New Study Links Spanking Children to Violent Dating Behavior Later in Life
Parents who practice corporal punishment and spanking their children may want to rethink their parenting techniques after a new study indicated that kids who are spanked are more likely to commit violence – particularly against romantic partners – later in life.
The study, authored by Jeff Temple of the University of Texas Medical Branch and published in The Journal of Pediatrics, asked 758 young adults how often they were physically punished by their parents, and then compared those numbers to the amount who reported acting violently in a relationship. The study found that 68 percent of respondents reported receiving such punishment, and 19 percent reported acting violently within a dating relationship.
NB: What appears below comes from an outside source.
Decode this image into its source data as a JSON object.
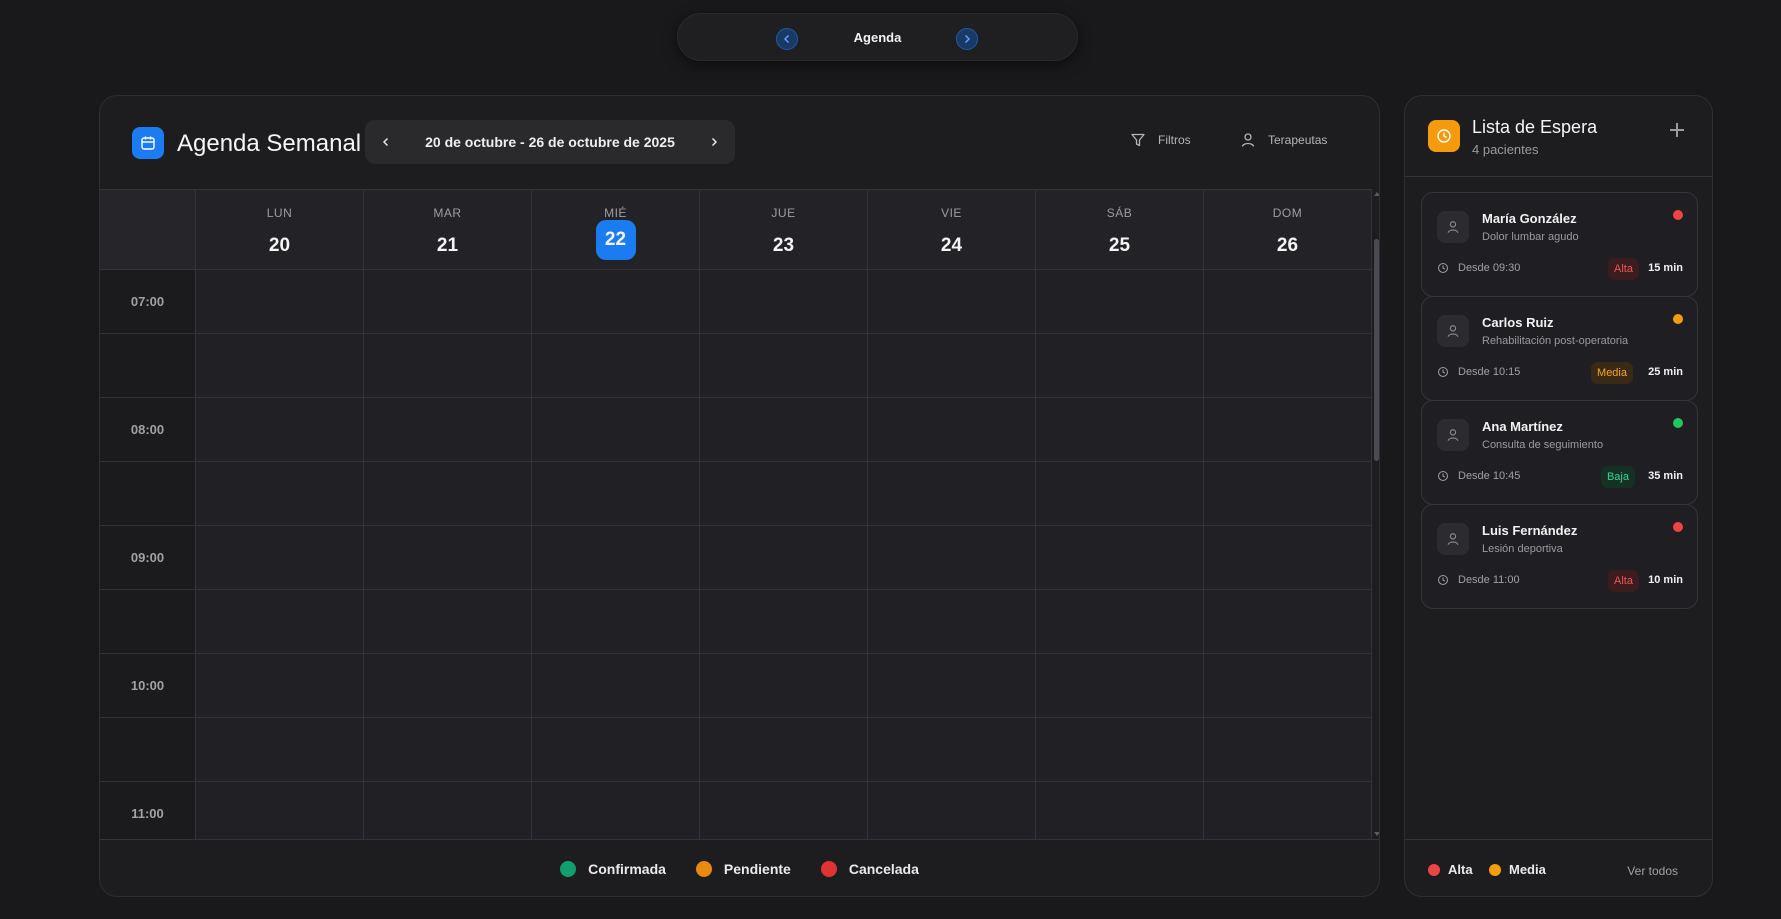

Temple explained to CNN, “We asked 758 kids between 19 and 20 years old how often they had been spanked, slapped or struck with an object as form of punishment when they were younger. Kids who said they had experienced corporal punishment were more likely to have recently committed dating violence.”
Temple, and expert in relationship violence, further explained to the network how he and his team differentiated between corporal punishment and child abuse.
“One of the advantages of our study was to control for child abuse, which we defined as being hit with a belt or board, left with bruises that were noticeable or going to the doctor or hospital,” said Temple. “Regardless of whether someone experienced child abuse or not, spanking alone was predictive of dating violence.”
While there are sure to be voices that defend corporal punishment, Temple is sticking to his guns.
“Corporal punishment is communicating to children that violence is an acceptable means of changing behavior,” Temple added. “Not only is this an ineffective strategy for changing behavior or resolving conflict, our study and other research show that physical punishment negatively impacts the short and long-term health and behavior of children.”